“Listen,” I said, “I feel like dancing and you are the best dancer I know. How about it? Dancing. No strings attached.”
We fell into a routine, Frank and I — dates and talking, dancing and hiking; we skied, played racquetball, learned each other’s secrets. There were strings, of course. Could we determine how to knot them together? I was no longer a fifteen year-old who, despite her experience with boys, would not have known what to do with a man; he was no longer a selfish nineteen year-old with swarthy good looks and a case of girlfriend envy. Neither of us were even who we were a year earlier.
A few months later, I prepared Frank the first of what would become five thousand- plus dinners, and after I layered chicken marsala on his plate, I looked him in the eye:
“Keep something in mind. Three strikes and you’re out.” I was never any good at fishing.
When our friends have affairs, when they divorce, we shiver, and talk about it. Frank’s tone is rougher now, a little raspy. We’re in our fiftiess, after all. Or maybe it’s just how I hear it after twenty-seven years of daily negotiation, conversation, and the occasional, awful arguments that scrape me raw. When we don’t talk for days, when our teenage sons want to know what’s wrong, I sink deep in the saddle and hold on, hands on both reins, fingers ready to ease out a little, or close imperceptibly tighter. Frank always speaks first, or he sings in my ear, always an old Beatles song, often “Michelle,” the one that declares he’ll get to you somehow. But never Yesterday.

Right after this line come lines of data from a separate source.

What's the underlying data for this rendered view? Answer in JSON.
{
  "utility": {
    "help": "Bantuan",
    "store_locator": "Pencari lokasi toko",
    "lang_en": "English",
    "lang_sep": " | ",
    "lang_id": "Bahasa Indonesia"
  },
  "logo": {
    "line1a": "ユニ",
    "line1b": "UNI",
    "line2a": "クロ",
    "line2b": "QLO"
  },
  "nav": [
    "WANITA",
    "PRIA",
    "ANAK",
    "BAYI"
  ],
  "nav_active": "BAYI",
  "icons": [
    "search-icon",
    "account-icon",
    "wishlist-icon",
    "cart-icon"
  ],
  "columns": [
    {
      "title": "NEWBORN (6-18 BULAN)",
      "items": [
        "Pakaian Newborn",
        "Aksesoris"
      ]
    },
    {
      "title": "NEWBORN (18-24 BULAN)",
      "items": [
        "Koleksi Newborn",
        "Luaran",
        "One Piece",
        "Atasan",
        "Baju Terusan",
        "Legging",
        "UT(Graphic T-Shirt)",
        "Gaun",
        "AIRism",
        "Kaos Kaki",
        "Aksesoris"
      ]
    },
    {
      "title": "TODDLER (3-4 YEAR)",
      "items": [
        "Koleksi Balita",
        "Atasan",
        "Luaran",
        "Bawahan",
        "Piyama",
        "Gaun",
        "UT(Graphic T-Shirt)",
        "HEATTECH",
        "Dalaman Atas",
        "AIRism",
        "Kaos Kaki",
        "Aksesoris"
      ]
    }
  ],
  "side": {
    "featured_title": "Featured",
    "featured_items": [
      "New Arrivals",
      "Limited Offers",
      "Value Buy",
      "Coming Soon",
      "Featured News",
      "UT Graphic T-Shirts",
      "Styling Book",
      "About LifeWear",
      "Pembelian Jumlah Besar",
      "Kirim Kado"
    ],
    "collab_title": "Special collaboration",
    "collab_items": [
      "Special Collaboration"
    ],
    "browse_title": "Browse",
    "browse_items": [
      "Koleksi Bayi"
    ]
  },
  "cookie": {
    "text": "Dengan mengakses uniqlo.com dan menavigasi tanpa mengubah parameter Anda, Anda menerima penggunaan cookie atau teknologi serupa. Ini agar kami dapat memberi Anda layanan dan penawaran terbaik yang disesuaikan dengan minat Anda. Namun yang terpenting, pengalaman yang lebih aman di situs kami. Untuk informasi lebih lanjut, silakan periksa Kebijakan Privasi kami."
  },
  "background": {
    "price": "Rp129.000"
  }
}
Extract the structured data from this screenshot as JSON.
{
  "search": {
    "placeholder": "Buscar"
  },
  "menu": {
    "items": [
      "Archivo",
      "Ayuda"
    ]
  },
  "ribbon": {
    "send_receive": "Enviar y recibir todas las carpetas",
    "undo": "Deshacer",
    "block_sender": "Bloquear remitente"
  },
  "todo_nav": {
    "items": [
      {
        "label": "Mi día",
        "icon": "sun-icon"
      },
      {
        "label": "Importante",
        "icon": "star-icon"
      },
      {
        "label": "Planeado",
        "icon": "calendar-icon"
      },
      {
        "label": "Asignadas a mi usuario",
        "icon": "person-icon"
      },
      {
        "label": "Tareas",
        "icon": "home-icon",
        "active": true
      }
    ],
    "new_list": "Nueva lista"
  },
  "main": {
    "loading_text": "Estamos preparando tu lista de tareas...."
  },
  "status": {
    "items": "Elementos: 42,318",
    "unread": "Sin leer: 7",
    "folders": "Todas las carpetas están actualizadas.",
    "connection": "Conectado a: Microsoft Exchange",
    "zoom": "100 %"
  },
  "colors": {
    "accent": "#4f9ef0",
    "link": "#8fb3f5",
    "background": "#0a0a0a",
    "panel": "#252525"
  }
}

In his voice, I still hear something charmed. Because, aren’t we?